How many times have you made a cup of coffee or tea and it’s been too hot to drink, and then by the time you get to it, it’s become too cold? While very much a #firstworldproblem, [ToniTheAxe] decided to fix it — and enter a contest at the same time. He calls it the µCoaster, and essentially, it is a temperature sensing alarm clock.
The coaster uses a TMP006 infrared temperature sensor which measures the temperature of whatever you place on the coaster indirectly. It also doesn’t use much power. He designed the PCBs around this and created a very nice looking coaster that’s powered off of a button cell battery — he thinks it’ll last for around 6 months with daily usage — though that depends on how bad your caffeine addiction is.
Continue reading “Smart Coaster Informs You When Your Drink Is Ready”
Okay, we think it’s questionable when people say they have no problem soldering QFN packages, but BGA? Granted this chip has far fewer balls on it than many, but it’s still quite impressive that [Xevel] was able to solder this BGA breakout by hand.
The chip you see above is a TMP006 infrared temperature sensor from TI. [Xevel] picked up the part but didn’t want to break the bank when prototyping by buying a proper PCB to host it. There are only eight conductors on it, arranged in a grid with 0.5mm pitch. That didn’t seem to scare him off, as the video after the break shows him connecting each to a conductor on a hunk of stripboard.

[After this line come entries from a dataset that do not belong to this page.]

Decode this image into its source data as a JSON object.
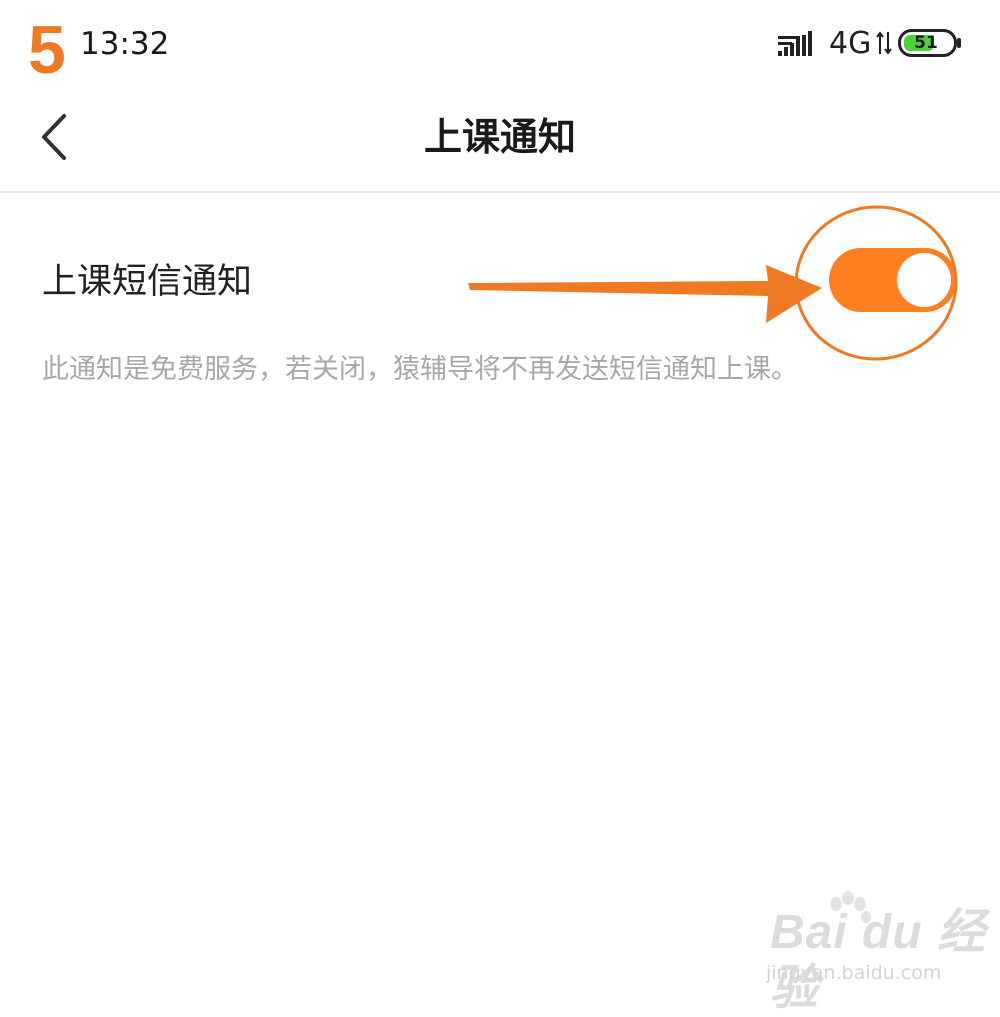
{
  "step_badge": "5",
  "status_bar": {
    "time": "13:32",
    "network": "4G",
    "battery": "51",
    "signal_icon": "signal-bars-icon",
    "data_icon": "data-arrows-icon",
    "battery_icon": "battery-icon"
  },
  "nav": {
    "back_icon": "chevron-left-icon",
    "title": "上课通知"
  },
  "setting": {
    "label": "上课短信通知",
    "enabled": true,
    "description": "此通知是免费服务，若关闭，猿辅导将不再发送短信通知上课。"
  },
  "colors": {
    "accent": "#ff7f1f",
    "annotation": "#f07a24",
    "description_text": "#a8a8a8"
  },
  "watermark": {
    "logo": "Bai du 经验",
    "url": "jingyan.baidu.com"
  }
}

[Xevel] mentions that this is a dead-bug style project. Usually you glue the part upside down when using that technique, but it needs line of sight to get an accurate temperature reading so he first cut a hole in the substrate. We’d bet he’s using wire-wrapping wire to make the connections. It’s a very fine solid core wire which is perfect for this kind of work.
Continue reading “Hand soldering BGA parts should be a circus act”